At last week’s Code Conference in Rancho Palos Verdes, California, Ford Motor Company President and CEO Mark Fields expressed his belief that new technology in the automotive and transportation sectors could mean more car sales – for example, through ride-hailing services such as Uber and Lyft.
“When something becomes more available, at a lower cost, people will use it more often,” said Mark Fields, according to USA Today. “These cars will rack up more miles, need to be serviced more often and will need to be replaced more often than cars currently sold to consumers.” Chances are that Ford will have a commercial ride-hailing service of its own in the coming years.
At the same time, the advent of electric and self-driving cars provides Ford new arenas in which it could become a leader. The automaker is currently the No. 2 seller of electrified vehicles in the US, and could have a 200-mile-range full-electric vehicle by the end of the decade. The company also announced in February plans to triple the size of its autonomous vehicle testing fleet, from 10 cars to 30.
“Our approach [is that] we have one of the largest selections of electrified vehicles,” Mr. Mark Fields says. “We’re the No. 2 seller in the U.S. in electrified and No. 1 in plug-in hybrids. We’re investing another $4.5 billion, so by the end of the decade, 40 percent of our nameplates around the world will be electrified.”

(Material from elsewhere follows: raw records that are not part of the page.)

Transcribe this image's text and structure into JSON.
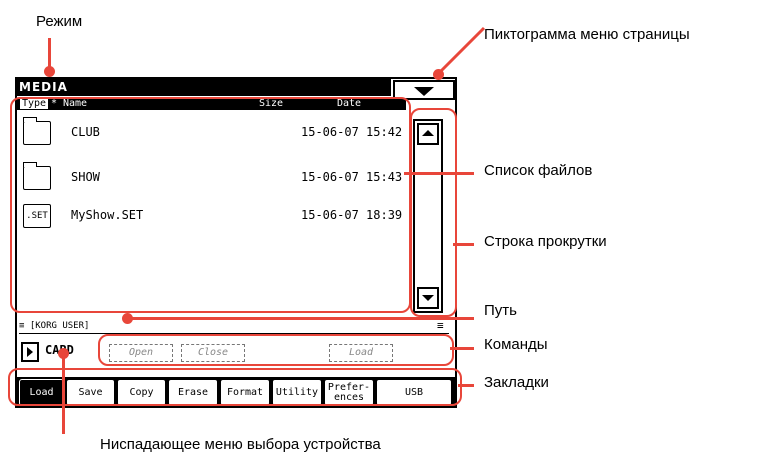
{
  "labels": {
    "mode": "Режим",
    "page_menu_icon": "Пиктограмма меню страницы",
    "file_list": "Список файлов",
    "scroll_bar": "Строка прокрутки",
    "path": "Путь",
    "commands": "Команды",
    "tabs": "Закладки",
    "device_menu": "Ниспадающее меню выбора устройства"
  },
  "screen": {
    "title": "MEDIA",
    "columns": {
      "type": "Type",
      "star": "*",
      "name": "Name",
      "size": "Size",
      "date": "Date"
    },
    "files": [
      {
        "icon": "folder-icon",
        "type_label": "",
        "name": "CLUB",
        "date": "15-06-07 15:42"
      },
      {
        "icon": "folder-icon",
        "type_label": "",
        "name": "SHOW",
        "date": "15-06-07 15:43"
      },
      {
        "icon": "set-file-icon",
        "type_label": ".SET",
        "name": "MyShow.SET",
        "date": "15-06-07 18:39"
      }
    ],
    "path": "≡ [KORG USER]",
    "path_end": "≡",
    "device": "CARD",
    "commands": {
      "open": "Open",
      "close": "Close",
      "load": "Load"
    },
    "tabs": [
      "Load",
      "Save",
      "Copy",
      "Erase",
      "Format",
      "Utility",
      "Prefer-\nences",
      "USB"
    ],
    "active_tab": "Load"
  },
  "colors": {
    "callout": "#e8463a",
    "lcd": "#000000"
  }
}
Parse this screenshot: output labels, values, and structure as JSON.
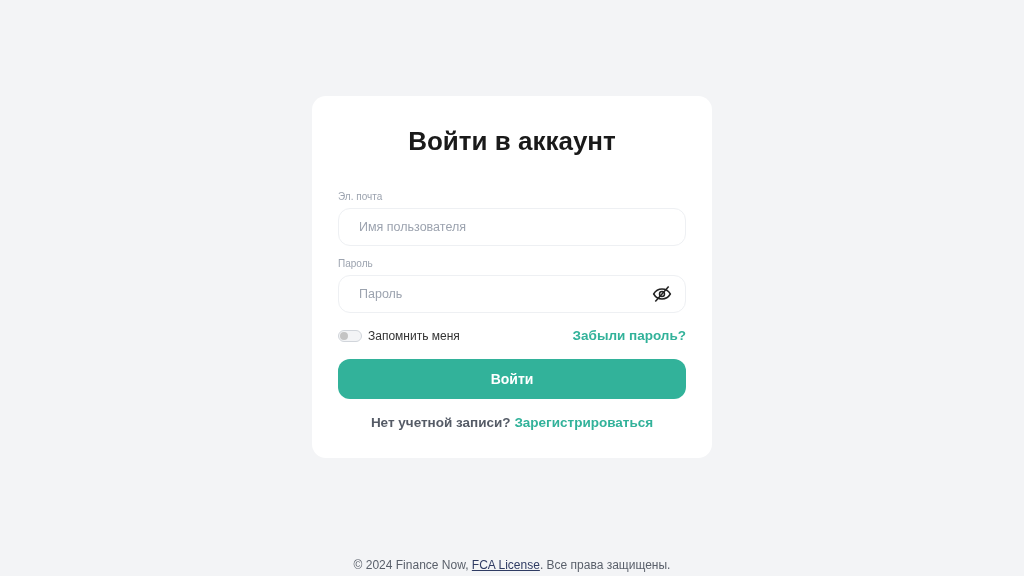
{
  "card": {
    "title": "Войти в аккаунт",
    "fields": [
      {
        "label": "Эл. почта",
        "placeholder": "Имя пользователя",
        "kind": "text"
      },
      {
        "label": "Пароль",
        "placeholder": "Пароль",
        "kind": "password"
      }
    ],
    "remember": {
      "label": "Запомнить меня",
      "on": false
    },
    "forgot_link": "Забыли пароль?",
    "submit_button": "Войти",
    "signup": {
      "text": "Нет учетной записи?",
      "link": "Зарегистрироваться"
    }
  },
  "footer": {
    "before": "© 2024 Finance Now, ",
    "link": "FCA License",
    "after": ". Все права защищены."
  }
}
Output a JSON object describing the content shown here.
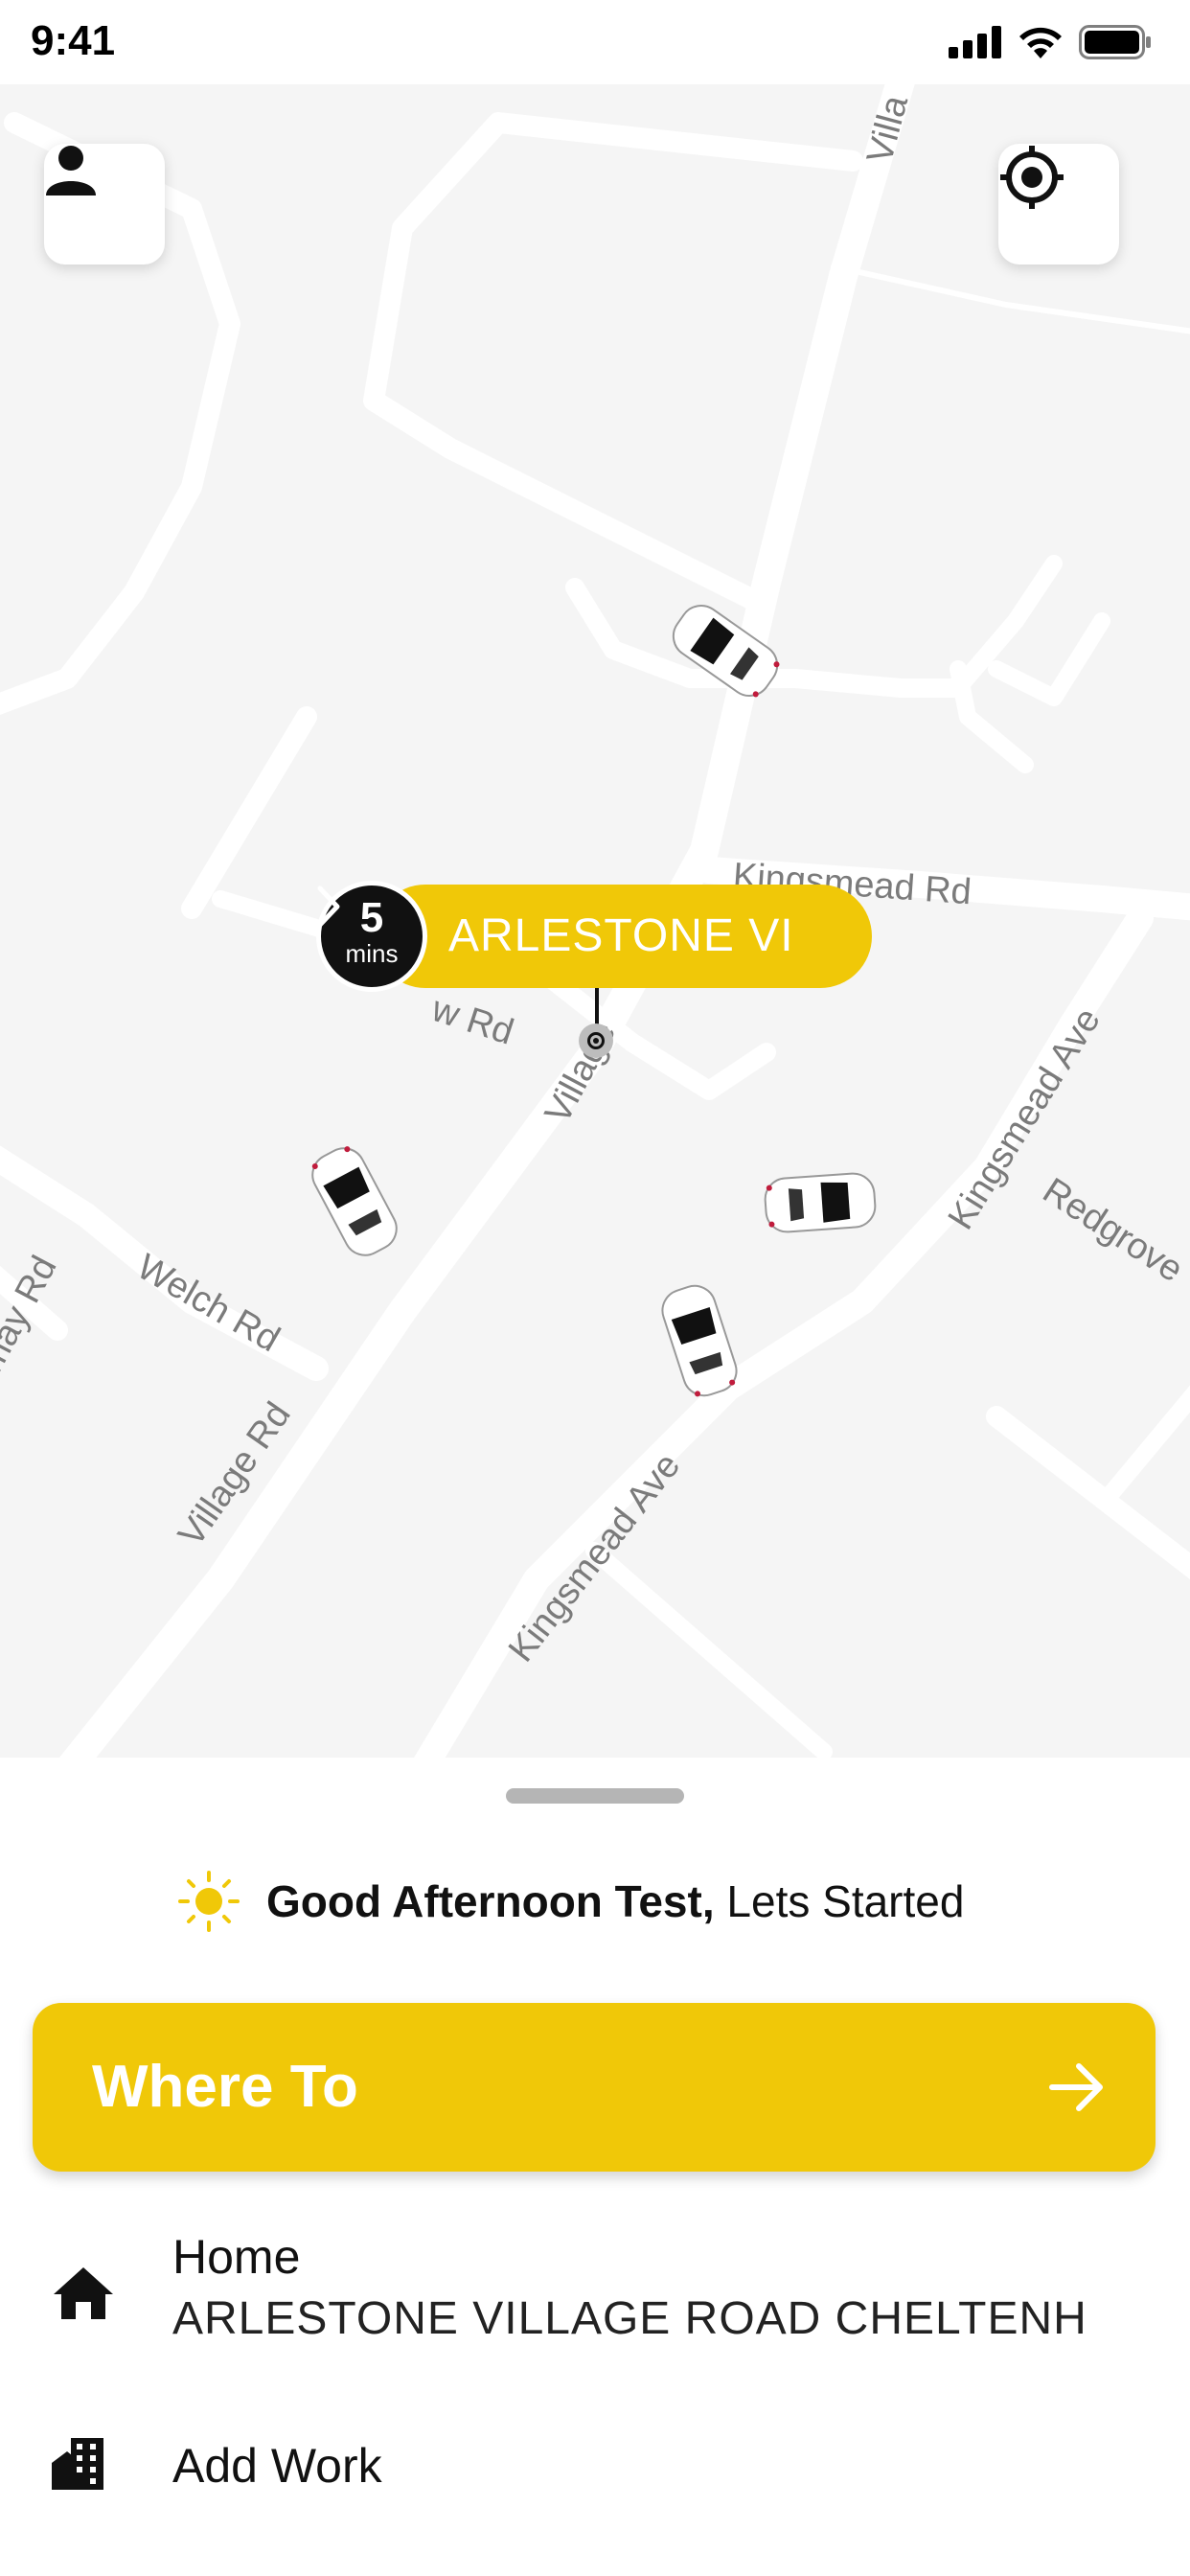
{
  "status_bar": {
    "time": "9:41"
  },
  "map": {
    "streets": {
      "village_rd_top": "Villa",
      "kingsmead_rd": "Kingsmead Rd",
      "w_rd": "w Rd",
      "village_mid": "Village",
      "kingsmead_ave_right": "Kingsmead Ave",
      "redgrove": "Redgrove",
      "welch_rd": "Welch Rd",
      "may_rd": "may Rd",
      "village_rd_bottom": "Village Rd",
      "kingsmead_ave_bottom": "Kingsmead Ave"
    },
    "pickup": {
      "eta_value": "5",
      "eta_unit": "mins",
      "label": "ARLESTONE VI"
    }
  },
  "sheet": {
    "greeting_bold": "Good Afternoon Test,",
    "greeting_rest": " Lets Started",
    "where_to_label": "Where To",
    "places": [
      {
        "icon": "home-icon",
        "title": "Home",
        "address": "ARLESTONE VILLAGE ROAD CHELTENH"
      },
      {
        "icon": "office-building-icon",
        "title": "Add Work"
      }
    ]
  },
  "colors": {
    "accent": "#f0c808",
    "map_bg": "#f5f5f5",
    "road": "#ffffff",
    "text": "#111111"
  }
}
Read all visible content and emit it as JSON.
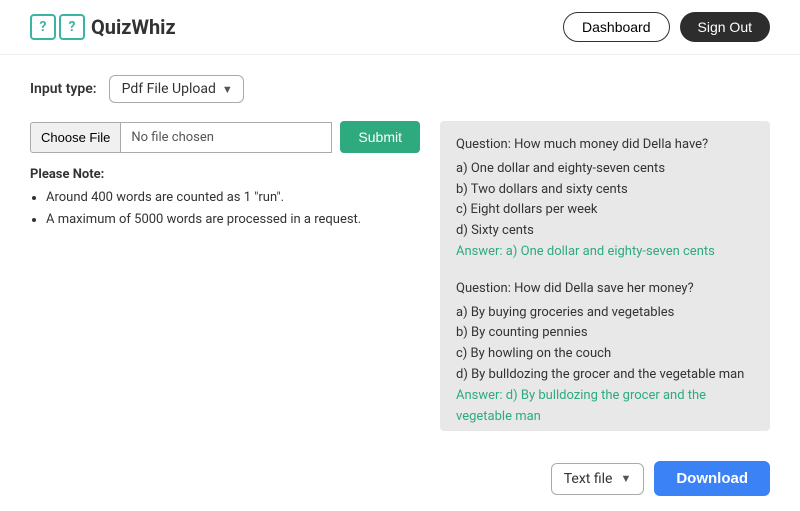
{
  "header": {
    "logo_text": "QuizWhiz",
    "logo_q1": "?",
    "logo_q2": "?",
    "dashboard_label": "Dashboard",
    "signout_label": "Sign Out"
  },
  "input_type": {
    "label": "Input type:",
    "selected": "Pdf File Upload"
  },
  "file_upload": {
    "choose_button": "Choose File",
    "file_name": "No file chosen",
    "submit_label": "Submit"
  },
  "notes": {
    "title": "Please Note:",
    "items": [
      "Around 400 words are counted as 1 \"run\".",
      "A maximum of 5000 words are processed in a request."
    ]
  },
  "quiz_output": {
    "blocks": [
      {
        "question": "Question: How much money did Della have?",
        "options": [
          "a) One dollar and eighty-seven cents",
          "b) Two dollars and sixty cents",
          "c) Eight dollars per week",
          "d) Sixty cents"
        ],
        "answer": "Answer: a) One dollar and eighty-seven cents"
      },
      {
        "question": "Question: How did Della save her money?",
        "options": [
          "a) By buying groceries and vegetables",
          "b) By counting pennies",
          "c) By howling on the couch",
          "d) By bulldozing the grocer and the vegetable man"
        ],
        "answer": "Answer: d) By bulldozing the grocer and the vegetable man"
      }
    ]
  },
  "bottom_bar": {
    "file_type_label": "Text file",
    "download_label": "Download"
  }
}
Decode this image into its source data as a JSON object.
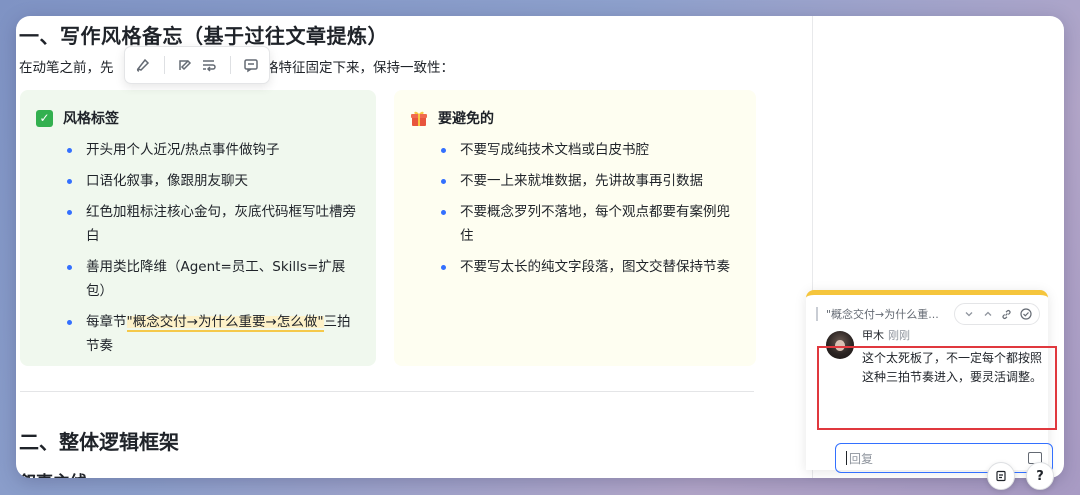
{
  "doc": {
    "heading1": "一、写作风格备忘（基于过往文章提炼）",
    "intro_before": "在动笔之前，先",
    "intro_after": "风格特征固定下来，保持一致性：",
    "callout_style": {
      "emoji": "✅",
      "title": "风格标签",
      "items": [
        "开头用个人近况/热点事件做钩子",
        "口语化叙事，像跟朋友聊天",
        "红色加粗标注核心金句，灰底代码框写吐槽旁白",
        "善用类比降维（Agent=员工、Skills=扩展包）"
      ],
      "last_item_before": "每章节",
      "last_item_highlight": "\"概念交付→为什么重要→怎么做\"",
      "last_item_after": "三拍节奏"
    },
    "callout_avoid": {
      "emoji": "🎁",
      "title": "要避免的",
      "items": [
        "不要写成纯技术文档或白皮书腔",
        "不要一上来就堆数据，先讲故事再引数据",
        "不要概念罗列不落地，每个观点都要有案例兜住",
        "不要写太长的纯文字段落，图文交替保持节奏"
      ]
    },
    "heading2": "二、整体逻辑框架",
    "heading3": "叙事主线"
  },
  "toolbar": {
    "icons": [
      "format-painter-icon",
      "comment-style-icon",
      "text-wrap-icon",
      "add-comment-icon"
    ]
  },
  "comment": {
    "quote": "\"概念交付→为什么重...",
    "author": "甲木",
    "time": "刚刚",
    "text": "这个太死板了，不一定每个都按照这种三拍节奏进入，要灵活调整。",
    "reply_placeholder": "回复"
  },
  "colors": {
    "accent": "#3370ff",
    "highlight_border": "#f5c94a",
    "comment_top": "#f5c53c",
    "annotation_box": "#e0383e"
  }
}
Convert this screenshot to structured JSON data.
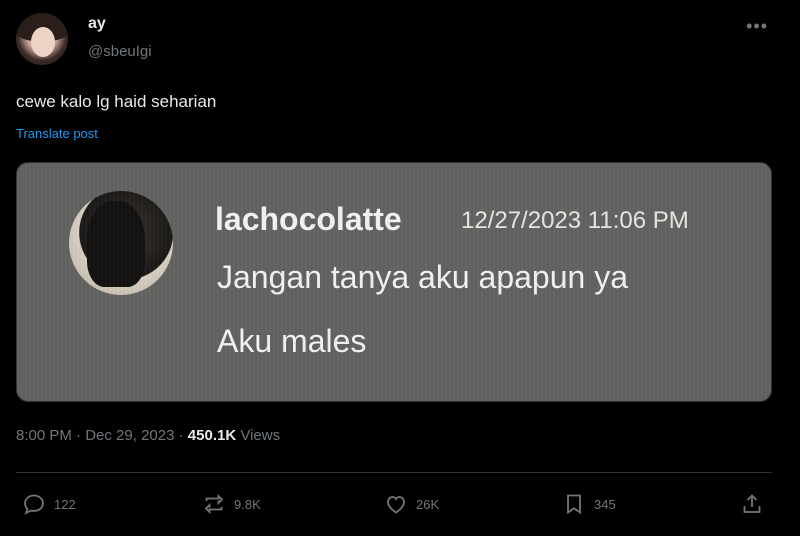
{
  "author": {
    "display_name": "ay",
    "handle": "@sbeuIgi"
  },
  "more_label": "•••",
  "tweet": {
    "text": "cewe kalo lg haid seharian",
    "translate_label": "Translate post"
  },
  "media": {
    "username": "lachocolatte",
    "timestamp": "12/27/2023 11:06 PM",
    "line1": "Jangan tanya aku apapun ya",
    "line2": "Aku males"
  },
  "meta": {
    "time": "8:00 PM",
    "sep1": " · ",
    "date": "Dec 29, 2023",
    "sep2": " · ",
    "views_count": "450.1K",
    "views_label": " Views"
  },
  "actions": {
    "replies": "122",
    "reposts": "9.8K",
    "likes": "26K",
    "bookmarks": "345"
  },
  "icons": {
    "reply": "reply-icon",
    "repost": "repost-icon",
    "like": "heart-icon",
    "bookmark": "bookmark-icon",
    "share": "share-icon"
  },
  "colors": {
    "background": "#000000",
    "text": "#e7e9ea",
    "muted": "#71767b",
    "link": "#1d9bf0",
    "media_bg": "#626260"
  }
}
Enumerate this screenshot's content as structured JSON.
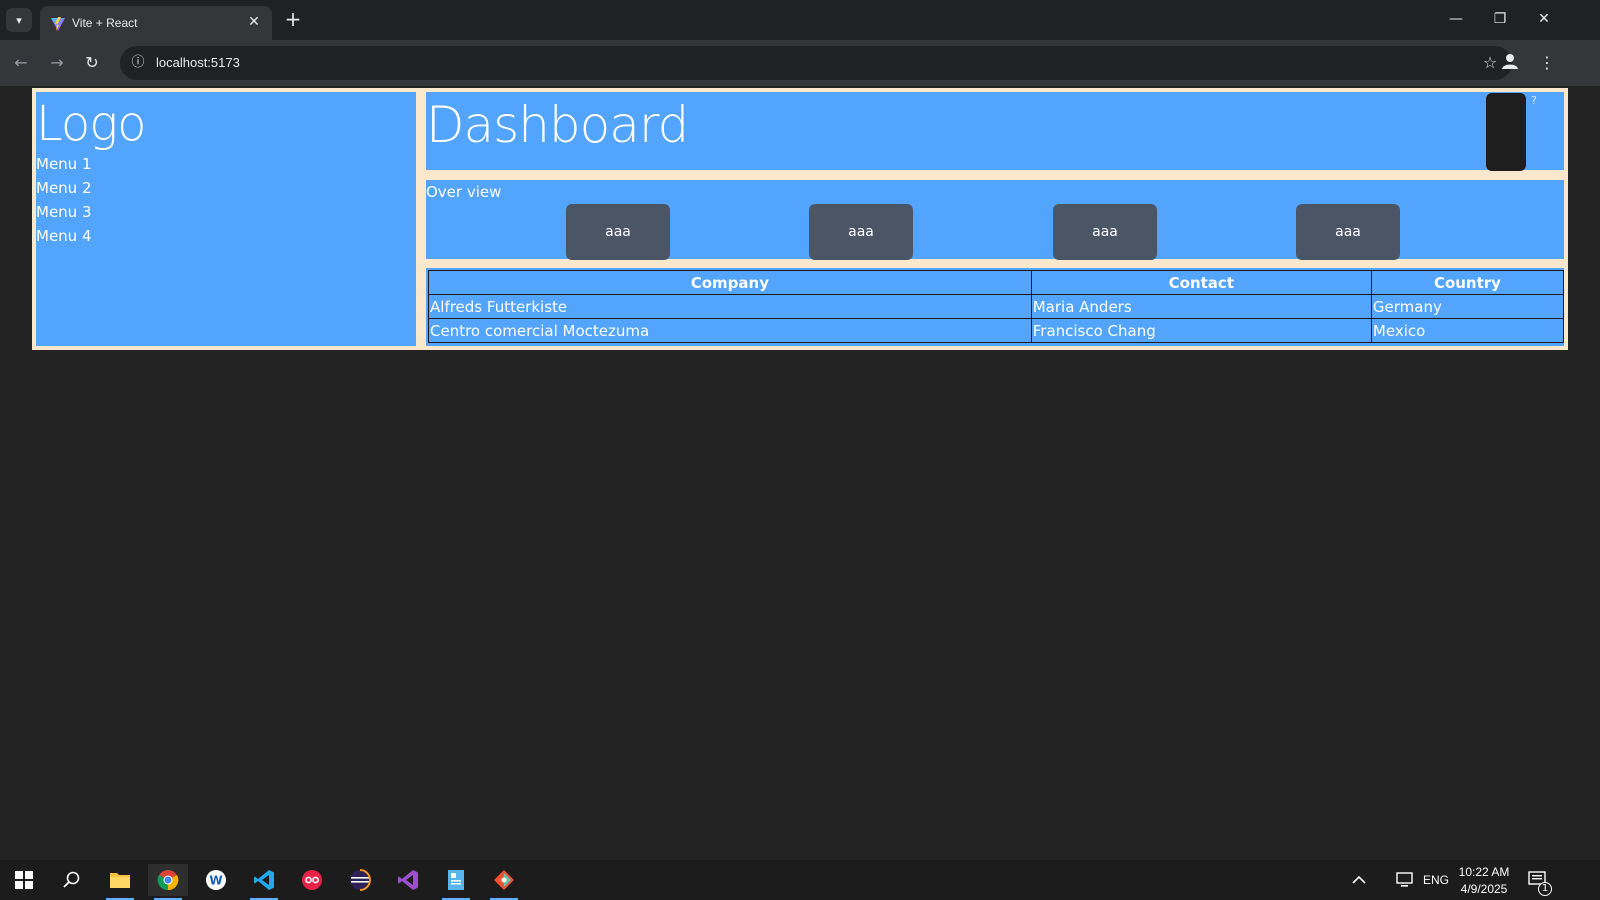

Ford Motor Company’s efforts are split right now, between its core business of producing passenger vehicles for purchase by consumers, and its emerging business of providing transportation services. “We are going through one of the most important inflection points in our history, from an auto company to an auto and mobility company,” said Mark Fields.